**WHAT TO PRODUCE**
All of the data below is to be copied again without changes.

** DATA FOR REVIEW follows **

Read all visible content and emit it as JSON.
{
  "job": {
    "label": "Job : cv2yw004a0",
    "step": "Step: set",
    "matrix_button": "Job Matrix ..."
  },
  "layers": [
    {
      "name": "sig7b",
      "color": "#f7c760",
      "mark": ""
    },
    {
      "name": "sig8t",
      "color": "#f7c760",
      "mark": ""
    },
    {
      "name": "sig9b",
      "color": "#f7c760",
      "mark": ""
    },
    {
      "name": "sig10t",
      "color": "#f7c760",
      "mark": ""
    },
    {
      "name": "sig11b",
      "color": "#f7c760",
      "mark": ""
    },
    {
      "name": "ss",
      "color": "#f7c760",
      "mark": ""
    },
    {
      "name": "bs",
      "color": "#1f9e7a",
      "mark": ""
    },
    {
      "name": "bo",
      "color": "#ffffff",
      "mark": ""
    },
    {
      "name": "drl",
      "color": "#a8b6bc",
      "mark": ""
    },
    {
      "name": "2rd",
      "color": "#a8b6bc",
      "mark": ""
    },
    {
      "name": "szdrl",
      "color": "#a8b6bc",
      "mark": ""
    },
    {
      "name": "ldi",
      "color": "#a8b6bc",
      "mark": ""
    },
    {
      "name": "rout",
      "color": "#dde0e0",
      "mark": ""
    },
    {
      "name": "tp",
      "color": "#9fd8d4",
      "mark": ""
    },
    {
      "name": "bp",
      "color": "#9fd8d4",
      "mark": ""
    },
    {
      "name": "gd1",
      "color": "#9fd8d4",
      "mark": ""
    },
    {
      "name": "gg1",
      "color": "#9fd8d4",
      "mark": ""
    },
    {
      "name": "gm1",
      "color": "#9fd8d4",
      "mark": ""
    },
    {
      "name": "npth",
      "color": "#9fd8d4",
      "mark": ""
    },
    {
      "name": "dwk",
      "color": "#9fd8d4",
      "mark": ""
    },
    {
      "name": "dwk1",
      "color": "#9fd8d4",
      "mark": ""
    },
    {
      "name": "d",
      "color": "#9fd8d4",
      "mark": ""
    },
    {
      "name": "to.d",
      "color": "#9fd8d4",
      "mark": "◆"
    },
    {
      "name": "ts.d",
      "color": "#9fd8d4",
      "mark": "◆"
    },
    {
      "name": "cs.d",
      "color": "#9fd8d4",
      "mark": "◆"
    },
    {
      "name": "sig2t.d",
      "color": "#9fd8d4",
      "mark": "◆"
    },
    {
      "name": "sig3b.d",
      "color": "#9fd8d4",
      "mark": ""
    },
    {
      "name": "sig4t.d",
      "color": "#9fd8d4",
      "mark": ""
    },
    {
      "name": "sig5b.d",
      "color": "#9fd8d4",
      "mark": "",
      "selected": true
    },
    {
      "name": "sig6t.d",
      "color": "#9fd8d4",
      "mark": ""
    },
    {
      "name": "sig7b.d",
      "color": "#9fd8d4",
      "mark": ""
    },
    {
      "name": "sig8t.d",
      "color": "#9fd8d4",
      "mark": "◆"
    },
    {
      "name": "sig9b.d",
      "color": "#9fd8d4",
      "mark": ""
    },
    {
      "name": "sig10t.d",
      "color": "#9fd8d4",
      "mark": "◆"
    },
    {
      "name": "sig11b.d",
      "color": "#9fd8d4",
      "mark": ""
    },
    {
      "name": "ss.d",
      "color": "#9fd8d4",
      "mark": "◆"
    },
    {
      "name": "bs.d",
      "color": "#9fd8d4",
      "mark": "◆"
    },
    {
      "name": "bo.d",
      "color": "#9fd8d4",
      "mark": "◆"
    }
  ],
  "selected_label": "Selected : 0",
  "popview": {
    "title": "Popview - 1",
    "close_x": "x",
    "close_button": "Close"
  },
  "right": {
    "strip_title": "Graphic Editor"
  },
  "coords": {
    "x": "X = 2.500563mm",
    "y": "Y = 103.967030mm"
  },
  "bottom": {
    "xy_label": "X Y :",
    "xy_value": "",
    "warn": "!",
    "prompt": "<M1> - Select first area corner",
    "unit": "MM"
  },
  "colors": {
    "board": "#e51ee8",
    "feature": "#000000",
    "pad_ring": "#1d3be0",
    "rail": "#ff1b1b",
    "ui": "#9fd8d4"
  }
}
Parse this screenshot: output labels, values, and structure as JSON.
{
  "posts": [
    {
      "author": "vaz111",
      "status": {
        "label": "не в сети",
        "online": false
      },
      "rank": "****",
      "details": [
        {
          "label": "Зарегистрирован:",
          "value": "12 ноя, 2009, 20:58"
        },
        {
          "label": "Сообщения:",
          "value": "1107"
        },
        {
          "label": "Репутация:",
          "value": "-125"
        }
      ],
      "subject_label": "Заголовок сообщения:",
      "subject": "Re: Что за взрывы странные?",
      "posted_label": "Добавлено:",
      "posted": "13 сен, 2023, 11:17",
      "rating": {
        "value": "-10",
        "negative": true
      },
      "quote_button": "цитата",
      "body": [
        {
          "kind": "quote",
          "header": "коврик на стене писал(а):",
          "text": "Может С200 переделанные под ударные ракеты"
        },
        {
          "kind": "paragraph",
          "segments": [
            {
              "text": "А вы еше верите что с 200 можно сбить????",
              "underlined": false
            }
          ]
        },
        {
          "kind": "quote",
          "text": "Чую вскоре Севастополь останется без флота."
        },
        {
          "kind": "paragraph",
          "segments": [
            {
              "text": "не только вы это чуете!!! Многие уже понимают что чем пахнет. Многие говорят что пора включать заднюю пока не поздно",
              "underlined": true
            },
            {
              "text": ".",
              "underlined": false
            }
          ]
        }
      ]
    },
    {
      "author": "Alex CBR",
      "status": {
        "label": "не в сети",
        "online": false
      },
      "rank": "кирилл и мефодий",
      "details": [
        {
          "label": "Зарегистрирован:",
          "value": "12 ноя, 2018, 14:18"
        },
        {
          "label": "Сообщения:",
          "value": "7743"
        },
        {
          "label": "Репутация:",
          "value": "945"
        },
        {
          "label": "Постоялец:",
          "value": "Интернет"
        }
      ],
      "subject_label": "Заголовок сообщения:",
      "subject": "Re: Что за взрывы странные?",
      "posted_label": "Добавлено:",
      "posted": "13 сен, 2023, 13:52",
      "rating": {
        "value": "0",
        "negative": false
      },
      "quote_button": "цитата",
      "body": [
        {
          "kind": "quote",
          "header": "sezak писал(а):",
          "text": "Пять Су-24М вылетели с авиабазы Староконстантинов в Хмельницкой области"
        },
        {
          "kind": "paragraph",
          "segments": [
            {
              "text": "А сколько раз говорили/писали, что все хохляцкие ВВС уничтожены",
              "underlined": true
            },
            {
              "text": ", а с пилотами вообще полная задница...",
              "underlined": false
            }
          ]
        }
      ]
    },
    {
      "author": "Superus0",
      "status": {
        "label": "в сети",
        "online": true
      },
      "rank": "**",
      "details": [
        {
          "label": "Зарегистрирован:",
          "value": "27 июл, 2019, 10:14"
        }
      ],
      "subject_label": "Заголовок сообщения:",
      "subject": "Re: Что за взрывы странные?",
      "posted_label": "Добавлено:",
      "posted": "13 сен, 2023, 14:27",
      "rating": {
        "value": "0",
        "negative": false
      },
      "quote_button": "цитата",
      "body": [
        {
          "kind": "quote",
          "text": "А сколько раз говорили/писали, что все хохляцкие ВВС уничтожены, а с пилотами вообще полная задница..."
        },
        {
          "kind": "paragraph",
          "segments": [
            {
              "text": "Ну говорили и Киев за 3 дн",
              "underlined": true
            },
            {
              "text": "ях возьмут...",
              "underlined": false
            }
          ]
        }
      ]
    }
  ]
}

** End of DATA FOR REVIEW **

**RESPONSE AREA**
Read all visible content and emit it as JSON.
{
  "job": {
    "label": "Job : cv2yw004a0",
    "step": "Step: set",
    "matrix_button": "Job Matrix ..."
  },
  "layers": [
    {
      "name": "sig7b",
      "color": "#f7c760",
      "mark": ""
    },
    {
      "name": "sig8t",
      "color": "#f7c760",
      "mark": ""
    },
    {
      "name": "sig9b",
      "color": "#f7c760",
      "mark": ""
    },
    {
      "name": "sig10t",
      "color": "#f7c760",
      "mark": ""
    },
    {
      "name": "sig11b",
      "color": "#f7c760",
      "mark": ""
    },
    {
      "name": "ss",
      "color": "#f7c760",
      "mark": ""
    },
    {
      "name": "bs",
      "color": "#1f9e7a",
      "mark": ""
    },
    {
      "name": "bo",
      "color": "#ffffff",
      "mark": ""
    },
    {
      "name": "drl",
      "color": "#a8b6bc",
      "mark": ""
    },
    {
      "name": "2rd",
      "color": "#a8b6bc",
      "mark": ""
    },
    {
      "name": "szdrl",
      "color": "#a8b6bc",
      "mark": ""
    },
    {
      "name": "ldi",
      "color": "#a8b6bc",
      "mark": ""
    },
    {
      "name": "rout",
      "color": "#dde0e0",
      "mark": ""
    },
    {
      "name": "tp",
      "color": "#9fd8d4",
      "mark": ""
    },
    {
      "name": "bp",
      "color": "#9fd8d4",
      "mark": ""
    },
    {
      "name": "gd1",
      "color": "#9fd8d4",
      "mark": ""
    },
    {
      "name": "gg1",
      "color": "#9fd8d4",
      "mark": ""
    },
    {
      "name": "gm1",
      "color": "#9fd8d4",
      "mark": ""
    },
    {
      "name": "npth",
      "color": "#9fd8d4",
      "mark": ""
    },
    {
      "name": "dwk",
      "color": "#9fd8d4",
      "mark": ""
    },
    {
      "name": "dwk1",
      "color": "#9fd8d4",
      "mark": ""
    },
    {
      "name": "d",
      "color": "#9fd8d4",
      "mark": ""
    },
    {
      "name": "to.d",
      "color": "#9fd8d4",
      "mark": "◆"
    },
    {
      "name": "ts.d",
      "color": "#9fd8d4",
      "mark": "◆"
    },
    {
      "name": "cs.d",
      "color": "#9fd8d4",
      "mark": "◆"
    },
    {
      "name": "sig2t.d",
      "color": "#9fd8d4",
      "mark": "◆"
    },
    {
      "name": "sig3b.d",
      "color": "#9fd8d4",
      "mark": ""
    },
    {
      "name": "sig4t.d",
      "color": "#9fd8d4",
      "mark": ""
    },
    {
      "name": "sig5b.d",
      "color": "#9fd8d4",
      "mark": "",
      "selected": true
    },
    {
      "name": "sig6t.d",
      "color": "#9fd8d4",
      "mark": ""
    },
    {
      "name": "sig7b.d",
      "color": "#9fd8d4",
      "mark": ""
    },
    {
      "name": "sig8t.d",
      "color": "#9fd8d4",
      "mark": "◆"
    },
    {
      "name": "sig9b.d",
      "color": "#9fd8d4",
      "mark": ""
    },
    {
      "name": "sig10t.d",
      "color": "#9fd8d4",
      "mark": "◆"
    },
    {
      "name": "sig11b.d",
      "color": "#9fd8d4",
      "mark": ""
    },
    {
      "name": "ss.d",
      "color": "#9fd8d4",
      "mark": "◆"
    },
    {
      "name": "bs.d",
      "color": "#9fd8d4",
      "mark": "◆"
    },
    {
      "name": "bo.d",
      "color": "#9fd8d4",
      "mark": "◆"
    }
  ],
  "selected_label": "Selected : 0",
  "popview": {
    "title": "Popview - 1",
    "close_x": "x",
    "close_button": "Close"
  },
  "right": {
    "strip_title": "Graphic Editor"
  },
  "coords": {
    "x": "X = 2.500563mm",
    "y": "Y = 103.967030mm"
  },
  "bottom": {
    "xy_label": "X Y :",
    "xy_value": "",
    "warn": "!",
    "prompt": "<M1> - Select first area corner",
    "unit": "MM"
  },
  "colors": {
    "board": "#e51ee8",
    "feature": "#000000",
    "pad_ring": "#1d3be0",
    "rail": "#ff1b1b",
    "ui": "#9fd8d4"
  }
}
Parse this screenshot: output labels, values, and structure as JSON.
{
  "posts": [
    {
      "author": "vaz111",
      "status": {
        "label": "не в сети",
        "online": false
      },
      "rank": "****",
      "details": [
        {
          "label": "Зарегистрирован:",
          "value": "12 ноя, 2009, 20:58"
        },
        {
          "label": "Сообщения:",
          "value": "1107"
        },
        {
          "label": "Репутация:",
          "value": "-125"
        }
      ],
      "subject_label": "Заголовок сообщения:",
      "subject": "Re: Что за взрывы странные?",
      "posted_label": "Добавлено:",
      "posted": "13 сен, 2023, 11:17",
      "rating": {
        "value": "-10",
        "negative": true
      },
      "quote_button": "цитата",
      "body": [
        {
          "kind": "quote",
          "header": "коврик на стене писал(а):",
          "text": "Может С200 переделанные под ударные ракеты"
        },
        {
          "kind": "paragraph",
          "segments": [
            {
              "text": "А вы еше верите что с 200 можно сбить????",
              "underlined": false
            }
          ]
        },
        {
          "kind": "quote",
          "text": "Чую вскоре Севастополь останется без флота."
        },
        {
          "kind": "paragraph",
          "segments": [
            {
              "text": "не только вы это чуете!!! Многие уже понимают что чем пахнет. Многие говорят что пора включать заднюю пока не поздно",
              "underlined": true
            },
            {
              "text": ".",
              "underlined": false
            }
          ]
        }
      ]
    },
    {
      "author": "Alex CBR",
      "status": {
        "label": "не в сети",
        "online": false
      },
      "rank": "кирилл и мефодий",
      "details": [
        {
          "label": "Зарегистрирован:",
          "value": "12 ноя, 2018, 14:18"
        },
        {
          "label": "Сообщения:",
          "value": "7743"
        },
        {
          "label": "Репутация:",
          "value": "945"
        },
        {
          "label": "Постоялец:",
          "value": "Интернет"
        }
      ],
      "subject_label": "Заголовок сообщения:",
      "subject": "Re: Что за взрывы странные?",
      "posted_label": "Добавлено:",
      "posted": "13 сен, 2023, 13:52",
      "rating": {
        "value": "0",
        "negative": false
      },
      "quote_button": "цитата",
      "body": [
        {
          "kind": "quote",
          "header": "sezak писал(а):",
          "text": "Пять Су-24М вылетели с авиабазы Староконстантинов в Хмельницкой области"
        },
        {
          "kind": "paragraph",
          "segments": [
            {
              "text": "А сколько раз говорили/писали, что все хохляцкие ВВС уничтожены",
              "underlined": true
            },
            {
              "text": ", а с пилотами вообще полная задница...",
              "underlined": false
            }
          ]
        }
      ]
    },
    {
      "author": "Superus0",
      "status": {
        "label": "в сети",
        "online": true
      },
      "rank": "**",
      "details": [
        {
          "label": "Зарегистрирован:",
          "value": "27 июл, 2019, 10:14"
        }
      ],
      "subject_label": "Заголовок сообщения:",
      "subject": "Re: Что за взрывы странные?",
      "posted_label": "Добавлено:",
      "posted": "13 сен, 2023, 14:27",
      "rating": {
        "value": "0",
        "negative": false
      },
      "quote_button": "цитата",
      "body": [
        {
          "kind": "quote",
          "text": "А сколько раз говорили/писали, что все хохляцкие ВВС уничтожены, а с пилотами вообще полная задница..."
        },
        {
          "kind": "paragraph",
          "segments": [
            {
              "text": "Ну говорили и Киев за 3 дн",
              "underlined": true
            },
            {
              "text": "ях возьмут...",
              "underlined": false
            }
          ]
        }
      ]
    }
  ]
}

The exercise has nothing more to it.